-- EXERCISE DETAILS --
Exactly and only the lines from the one containing "What's the underlying" through the close of the entries below are to be set down.

☆ ☆ ☆ ☆ ☆

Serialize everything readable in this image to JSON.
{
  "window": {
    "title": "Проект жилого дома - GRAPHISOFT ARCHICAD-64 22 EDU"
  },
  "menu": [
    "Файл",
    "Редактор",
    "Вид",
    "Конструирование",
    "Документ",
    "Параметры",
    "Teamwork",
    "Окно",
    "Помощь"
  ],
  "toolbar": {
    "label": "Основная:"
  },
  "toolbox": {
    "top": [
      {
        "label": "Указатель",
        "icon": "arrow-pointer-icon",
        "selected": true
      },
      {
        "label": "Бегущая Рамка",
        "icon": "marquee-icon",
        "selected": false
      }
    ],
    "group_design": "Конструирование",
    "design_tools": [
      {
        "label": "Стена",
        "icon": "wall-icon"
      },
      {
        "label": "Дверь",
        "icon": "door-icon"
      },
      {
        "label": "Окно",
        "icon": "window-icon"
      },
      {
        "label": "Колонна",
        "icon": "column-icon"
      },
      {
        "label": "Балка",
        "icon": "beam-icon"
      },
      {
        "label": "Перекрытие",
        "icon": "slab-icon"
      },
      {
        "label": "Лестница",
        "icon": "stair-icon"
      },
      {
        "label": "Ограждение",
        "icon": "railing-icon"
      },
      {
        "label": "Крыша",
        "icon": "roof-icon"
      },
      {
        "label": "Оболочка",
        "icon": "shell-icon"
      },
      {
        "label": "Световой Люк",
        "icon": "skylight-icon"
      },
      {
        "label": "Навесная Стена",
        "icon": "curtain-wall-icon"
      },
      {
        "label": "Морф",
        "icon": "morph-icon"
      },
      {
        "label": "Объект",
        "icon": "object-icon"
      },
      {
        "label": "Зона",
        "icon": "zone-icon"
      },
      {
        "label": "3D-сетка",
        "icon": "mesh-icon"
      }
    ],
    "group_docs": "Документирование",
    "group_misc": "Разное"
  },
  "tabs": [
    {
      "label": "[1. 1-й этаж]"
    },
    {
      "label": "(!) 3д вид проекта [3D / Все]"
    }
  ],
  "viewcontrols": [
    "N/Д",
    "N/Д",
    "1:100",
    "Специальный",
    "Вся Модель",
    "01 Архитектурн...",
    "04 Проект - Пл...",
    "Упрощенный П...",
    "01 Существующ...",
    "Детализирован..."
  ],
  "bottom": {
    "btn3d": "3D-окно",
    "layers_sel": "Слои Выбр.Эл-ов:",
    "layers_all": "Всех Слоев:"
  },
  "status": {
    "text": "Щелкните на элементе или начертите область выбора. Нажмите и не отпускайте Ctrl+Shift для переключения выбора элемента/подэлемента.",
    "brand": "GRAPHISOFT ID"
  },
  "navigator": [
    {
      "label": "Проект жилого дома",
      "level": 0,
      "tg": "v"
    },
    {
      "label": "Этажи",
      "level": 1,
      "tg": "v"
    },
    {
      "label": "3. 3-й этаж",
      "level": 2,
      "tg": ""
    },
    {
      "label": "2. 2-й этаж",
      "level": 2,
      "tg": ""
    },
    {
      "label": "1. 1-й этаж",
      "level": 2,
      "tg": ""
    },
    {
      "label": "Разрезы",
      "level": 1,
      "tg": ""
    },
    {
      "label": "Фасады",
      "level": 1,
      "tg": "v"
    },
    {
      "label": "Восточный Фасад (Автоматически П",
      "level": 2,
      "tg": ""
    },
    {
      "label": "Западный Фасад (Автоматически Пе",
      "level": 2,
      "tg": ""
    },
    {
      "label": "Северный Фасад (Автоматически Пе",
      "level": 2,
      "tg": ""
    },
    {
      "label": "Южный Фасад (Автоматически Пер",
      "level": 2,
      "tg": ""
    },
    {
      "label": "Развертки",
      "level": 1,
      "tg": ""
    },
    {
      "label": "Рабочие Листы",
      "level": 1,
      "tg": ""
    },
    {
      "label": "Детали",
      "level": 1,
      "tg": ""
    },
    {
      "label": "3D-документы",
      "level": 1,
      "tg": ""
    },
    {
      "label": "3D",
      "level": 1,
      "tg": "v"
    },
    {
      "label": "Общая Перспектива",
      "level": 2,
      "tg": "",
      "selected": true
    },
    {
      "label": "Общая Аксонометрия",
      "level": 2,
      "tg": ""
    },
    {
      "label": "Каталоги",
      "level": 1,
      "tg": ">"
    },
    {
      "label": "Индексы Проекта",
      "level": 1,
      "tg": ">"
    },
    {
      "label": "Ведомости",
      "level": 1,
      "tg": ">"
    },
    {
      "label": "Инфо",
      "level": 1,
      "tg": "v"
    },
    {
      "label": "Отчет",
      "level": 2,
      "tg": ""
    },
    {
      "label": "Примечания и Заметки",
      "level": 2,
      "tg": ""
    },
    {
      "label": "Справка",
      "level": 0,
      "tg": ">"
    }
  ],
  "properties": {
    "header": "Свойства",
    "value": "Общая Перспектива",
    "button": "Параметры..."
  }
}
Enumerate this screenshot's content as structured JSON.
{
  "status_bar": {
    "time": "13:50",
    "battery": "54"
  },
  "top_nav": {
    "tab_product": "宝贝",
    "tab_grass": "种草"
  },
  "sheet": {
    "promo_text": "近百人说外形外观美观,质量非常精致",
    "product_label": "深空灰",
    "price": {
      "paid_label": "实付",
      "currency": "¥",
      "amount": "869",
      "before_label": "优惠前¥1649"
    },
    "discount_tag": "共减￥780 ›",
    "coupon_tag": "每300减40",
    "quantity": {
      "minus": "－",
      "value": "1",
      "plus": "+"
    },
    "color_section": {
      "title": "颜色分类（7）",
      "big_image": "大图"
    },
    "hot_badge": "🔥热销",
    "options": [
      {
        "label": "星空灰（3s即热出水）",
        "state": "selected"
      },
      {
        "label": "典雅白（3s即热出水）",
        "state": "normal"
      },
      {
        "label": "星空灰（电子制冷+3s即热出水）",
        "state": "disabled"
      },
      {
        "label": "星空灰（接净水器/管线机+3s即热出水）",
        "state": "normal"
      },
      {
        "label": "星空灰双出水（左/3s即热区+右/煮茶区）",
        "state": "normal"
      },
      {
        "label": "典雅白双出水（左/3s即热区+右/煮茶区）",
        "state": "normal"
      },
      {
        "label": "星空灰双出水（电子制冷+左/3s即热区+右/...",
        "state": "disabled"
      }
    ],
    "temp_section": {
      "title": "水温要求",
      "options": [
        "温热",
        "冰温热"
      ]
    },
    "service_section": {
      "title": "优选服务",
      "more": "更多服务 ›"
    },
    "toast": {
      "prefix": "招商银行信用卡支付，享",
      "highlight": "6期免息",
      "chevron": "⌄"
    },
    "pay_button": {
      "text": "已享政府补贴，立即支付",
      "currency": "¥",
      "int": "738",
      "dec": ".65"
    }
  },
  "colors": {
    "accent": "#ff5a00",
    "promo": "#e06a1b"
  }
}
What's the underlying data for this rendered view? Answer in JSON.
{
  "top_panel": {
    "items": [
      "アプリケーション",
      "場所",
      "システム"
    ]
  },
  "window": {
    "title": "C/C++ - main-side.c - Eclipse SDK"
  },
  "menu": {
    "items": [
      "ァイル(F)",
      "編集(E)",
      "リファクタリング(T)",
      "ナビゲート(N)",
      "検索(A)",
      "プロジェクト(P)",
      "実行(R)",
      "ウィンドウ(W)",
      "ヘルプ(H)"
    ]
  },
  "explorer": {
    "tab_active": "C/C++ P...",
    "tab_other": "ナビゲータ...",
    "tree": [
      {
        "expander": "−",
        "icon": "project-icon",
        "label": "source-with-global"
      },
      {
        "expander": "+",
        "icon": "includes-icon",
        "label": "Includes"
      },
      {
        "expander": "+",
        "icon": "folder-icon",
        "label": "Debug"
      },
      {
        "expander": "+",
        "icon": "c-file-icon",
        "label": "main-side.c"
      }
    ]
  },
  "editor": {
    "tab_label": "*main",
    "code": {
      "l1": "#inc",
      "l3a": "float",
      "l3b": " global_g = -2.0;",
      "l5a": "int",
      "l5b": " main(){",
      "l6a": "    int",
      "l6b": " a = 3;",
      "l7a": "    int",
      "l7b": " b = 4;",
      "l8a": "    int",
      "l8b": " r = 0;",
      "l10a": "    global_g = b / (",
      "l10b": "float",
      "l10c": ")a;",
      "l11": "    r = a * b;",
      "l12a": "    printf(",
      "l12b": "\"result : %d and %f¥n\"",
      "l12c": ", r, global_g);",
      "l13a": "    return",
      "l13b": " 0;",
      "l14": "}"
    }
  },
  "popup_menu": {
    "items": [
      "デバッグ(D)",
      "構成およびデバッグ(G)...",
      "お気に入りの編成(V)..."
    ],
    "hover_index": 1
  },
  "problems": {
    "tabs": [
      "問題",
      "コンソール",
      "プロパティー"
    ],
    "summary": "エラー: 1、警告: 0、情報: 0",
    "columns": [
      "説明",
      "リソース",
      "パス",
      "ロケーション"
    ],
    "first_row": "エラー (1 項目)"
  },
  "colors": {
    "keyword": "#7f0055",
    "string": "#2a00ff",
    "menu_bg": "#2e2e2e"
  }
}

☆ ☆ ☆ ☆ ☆

-- REPLY TO THE TASK --
What's the underlying data for this rendered view? Answer in JSON.
{
  "top_panel": {
    "items": [
      "アプリケーション",
      "場所",
      "システム"
    ]
  },
  "window": {
    "title": "C/C++ - main-side.c - Eclipse SDK"
  },
  "menu": {
    "items": [
      "ァイル(F)",
      "編集(E)",
      "リファクタリング(T)",
      "ナビゲート(N)",
      "検索(A)",
      "プロジェクト(P)",
      "実行(R)",
      "ウィンドウ(W)",
      "ヘルプ(H)"
    ]
  },
  "explorer": {
    "tab_active": "C/C++ P...",
    "tab_other": "ナビゲータ...",
    "tree": [
      {
        "expander": "−",
        "icon": "project-icon",
        "label": "source-with-global"
      },
      {
        "expander": "+",
        "icon": "includes-icon",
        "label": "Includes"
      },
      {
        "expander": "+",
        "icon": "folder-icon",
        "label": "Debug"
      },
      {
        "expander": "+",
        "icon": "c-file-icon",
        "label": "main-side.c"
      }
    ]
  },
  "editor": {
    "tab_label": "*main",
    "code": {
      "l1": "#inc",
      "l3a": "float",
      "l3b": " global_g = -2.0;",
      "l5a": "int",
      "l5b": " main(){",
      "l6a": "    int",
      "l6b": " a = 3;",
      "l7a": "    int",
      "l7b": " b = 4;",
      "l8a": "    int",
      "l8b": " r = 0;",
      "l10a": "    global_g = b / (",
      "l10b": "float",
      "l10c": ")a;",
      "l11": "    r = a * b;",
      "l12a": "    printf(",
      "l12b": "\"result : %d and %f¥n\"",
      "l12c": ", r, global_g);",
      "l13a": "    return",
      "l13b": " 0;",
      "l14": "}"
    }
  },
  "popup_menu": {
    "items": [
      "デバッグ(D)",
      "構成およびデバッグ(G)...",
      "お気に入りの編成(V)..."
    ],
    "hover_index": 1
  },
  "problems": {
    "tabs": [
      "問題",
      "コンソール",
      "プロパティー"
    ],
    "summary": "エラー: 1、警告: 0、情報: 0",
    "columns": [
      "説明",
      "リソース",
      "パス",
      "ロケーション"
    ],
    "first_row": "エラー (1 項目)"
  },
  "colors": {
    "keyword": "#7f0055",
    "string": "#2a00ff",
    "menu_bg": "#2e2e2e"
  }
}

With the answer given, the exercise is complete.